Her three daughters now had husbands and children of their own. Adam was the oldest of the grandchildren at ten, followed by the girls: Lacie, Maggie, Rachel, Harper, and baby Savana, ranging in age from eight to just barely a year.
The house felt full of life. And crowded.
Jennifer, her eldest daughter, came over and gave Geraldine a hug. “Merry Christmas, Mom,” she said. “Are you okay? You look a little distracted.”
“I’m fine, honey. I’ve just been busy making sure everything will be ready for dinner.”
“Hi, Mom. Merry Christmas!” Heather knelt down to help her children out of their winter gear.
“Merry Christmas, honey,” Geraldine said, her heart filled with love for her girls. “And you too, Angela.”
“Thanks, Mom. You too.” Angela, the youngest, flashed her a smile as she unbundled the baby.
Tom exchanged quick greetings with his sons-in-law, then ruffled Adam’s hair as he ran past. “All of the rooms are made up,” he said. “Why don’t you all go ahead and get settled. We’ll finish getting dinner ready.”

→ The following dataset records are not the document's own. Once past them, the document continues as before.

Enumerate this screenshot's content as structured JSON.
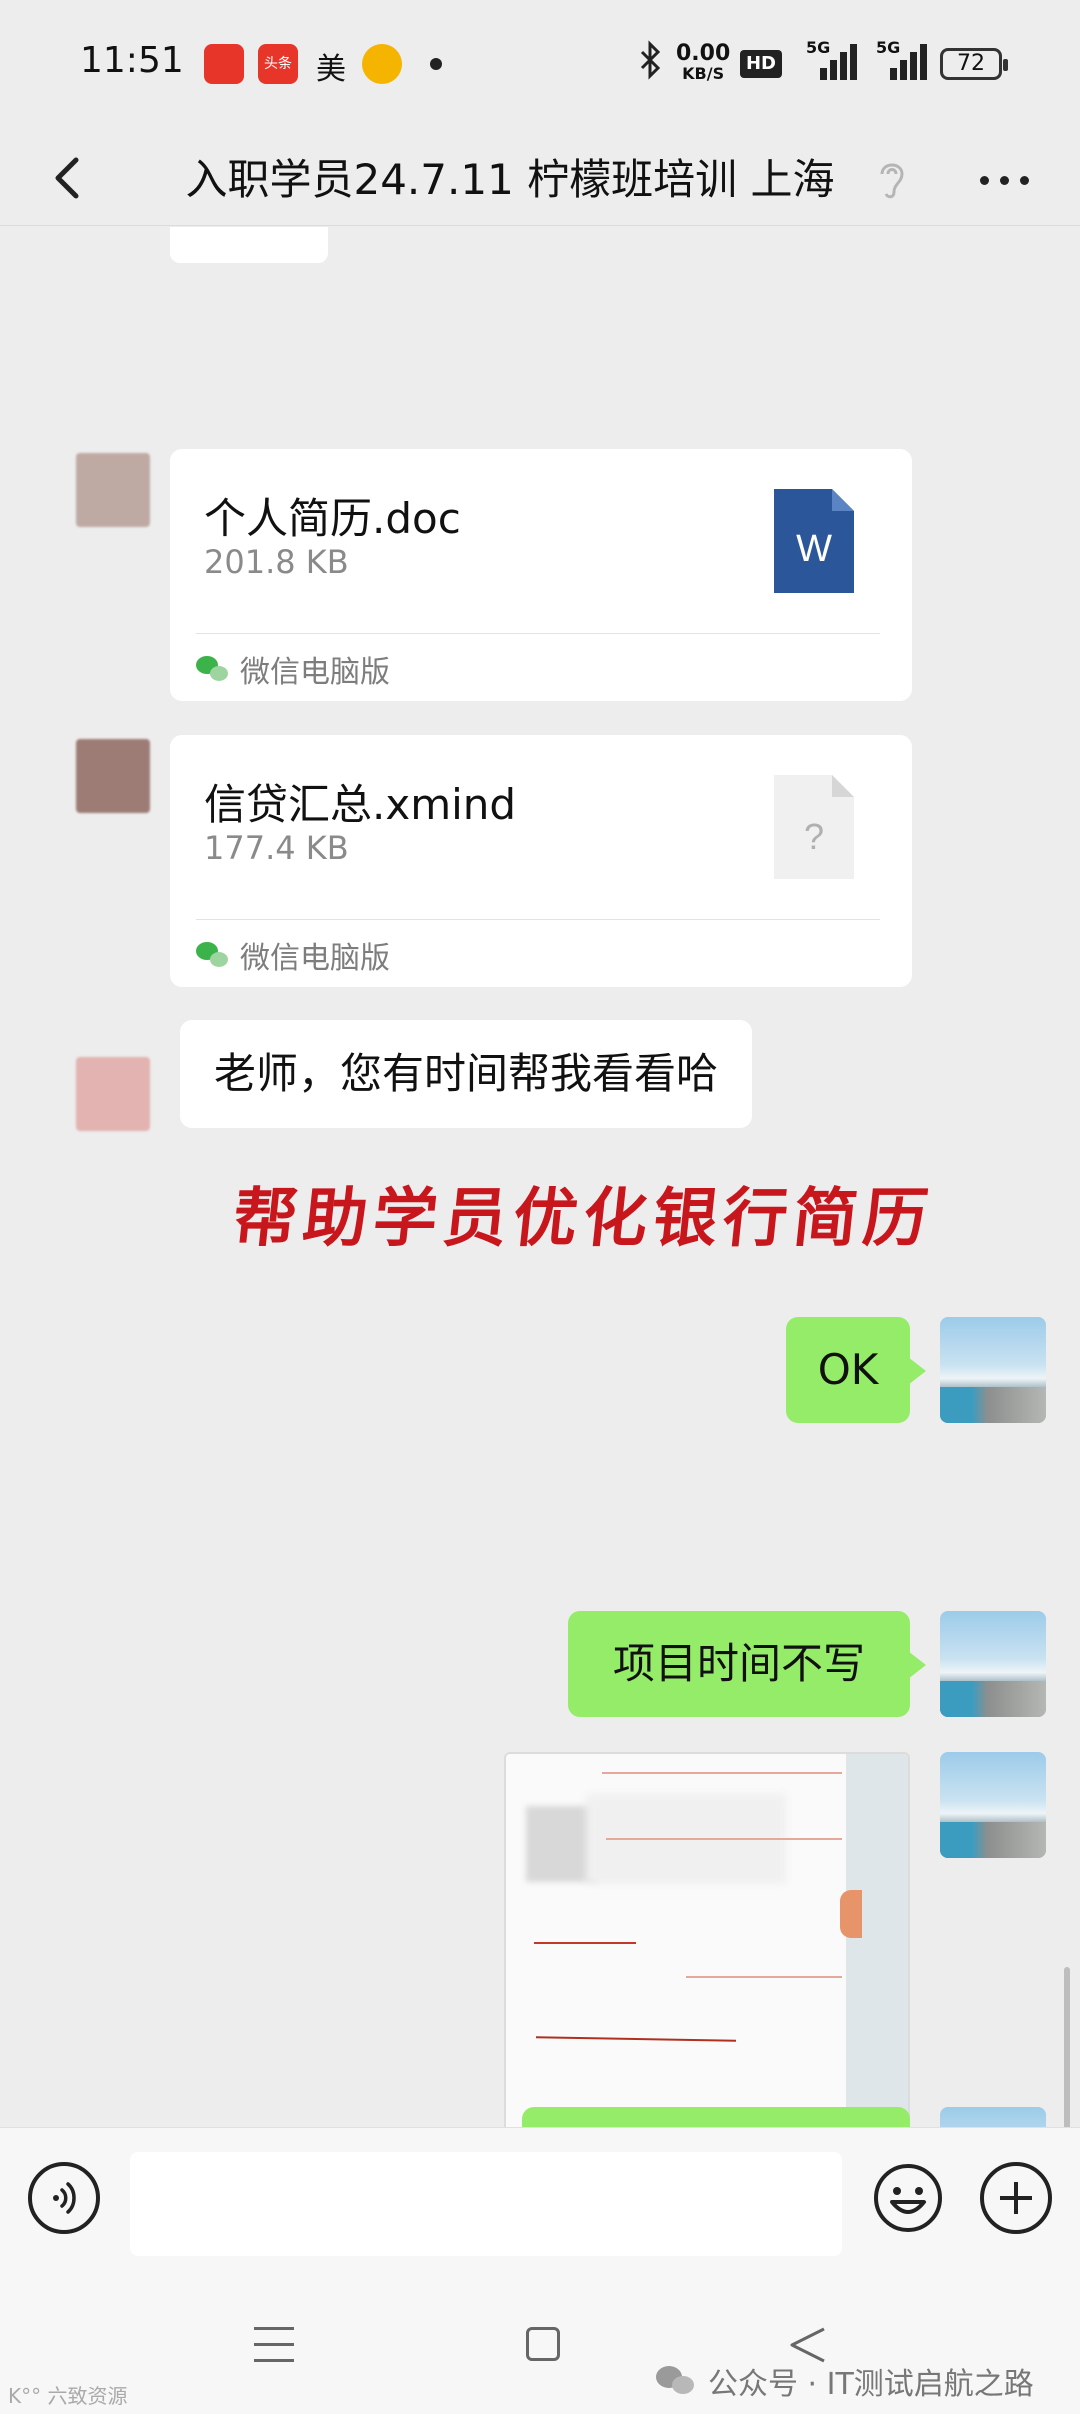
{
  "status_bar": {
    "time": "11:51",
    "notif_app_text": "头条",
    "notif_text": "美",
    "data_speed_value": "0.00",
    "data_speed_unit": "KB/S",
    "hd_label": "HD",
    "network_1": "5G",
    "network_2": "5G",
    "battery": "72"
  },
  "header": {
    "title": "入职学员24.7.11 柠檬班培训 上海"
  },
  "messages": {
    "file_1": {
      "name": "个人简历.doc",
      "size": "201.8 KB",
      "type_badge": "W",
      "source": "微信电脑版",
      "icon": "word-doc-icon"
    },
    "file_2": {
      "name": "信贷汇总.xmind",
      "size": "177.4 KB",
      "type_badge": "?",
      "source": "微信电脑版",
      "icon": "unknown-file-icon"
    },
    "text_left": "老师，您有时间帮我看看哈",
    "overlay_caption": "帮助学员优化银行简历",
    "reply_ok": "OK",
    "reply_time": "项目时间不写"
  },
  "input_bar": {
    "placeholder": ""
  },
  "watermark": {
    "label": "公众号 · IT测试启航之路",
    "corner": "K°° 六致资源"
  },
  "colors": {
    "bubble_self": "#95ec69",
    "caption_red": "#c8161d",
    "word_blue": "#2b579a",
    "background": "#ededed"
  }
}
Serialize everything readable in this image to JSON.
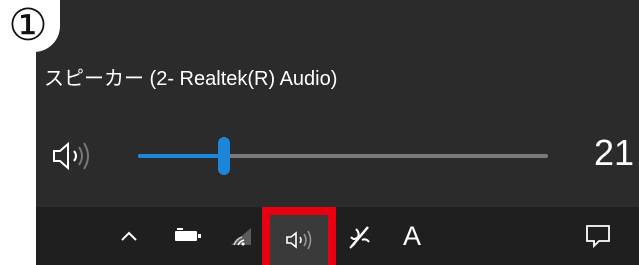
{
  "annotation": {
    "step_label": "①"
  },
  "flyout": {
    "device_name": "スピーカー (2- Realtek(R) Audio)",
    "volume": {
      "value": 21,
      "value_text": "21",
      "max": 100,
      "speaker_icon": "speaker-icon"
    }
  },
  "taskbar": {
    "icons": [
      "chevron-up-icon",
      "battery-icon",
      "wifi-icon",
      "volume-icon",
      "pen-icon",
      "ime-icon",
      "notification-icon"
    ],
    "ime_label": "A",
    "highlighted_item": "volume-icon"
  },
  "colors": {
    "flyout_background": "#2b2b2b",
    "taskbar_background": "#1f1f1f",
    "accent": "#1e86d9",
    "slider_track": "#7a7a7a",
    "highlight": "#e60012"
  }
}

Like the calm after a storm, they were gone, up the stairs and unpacking in their bedrooms. Wet shoes, mittens, scarves, and jackets were scattered in the foyer, like remnants of a blustery Minnesota blizzard.
Geraldine stood in the living room archway, lost in her memories and the sound of the wind as it blew past the front door. It whistled like a train leaving its station. Her eyes twinkled.
With the weak daylight now all but gone, the multicolored lights on the tree were much more vivid, casting a gentle rainbow over the room.
She walked to the mantel and put the book back in its place.
“This is it,” she said softly to herself. “This is the year.”
John Anthony was born and raised in West Saint Paul, Minnesota. He grew up being tortured by three younger sisters, who have grown to be three of his best friends. They have given him three brothers-in-law, five beautiful nieces, and two incredible nephews.
He is a licensed massage therapist with his own practice in Saint Paul, and lives with his partner of five years in West Saint Paul.
The Journey of Joseph Winter is his first published work.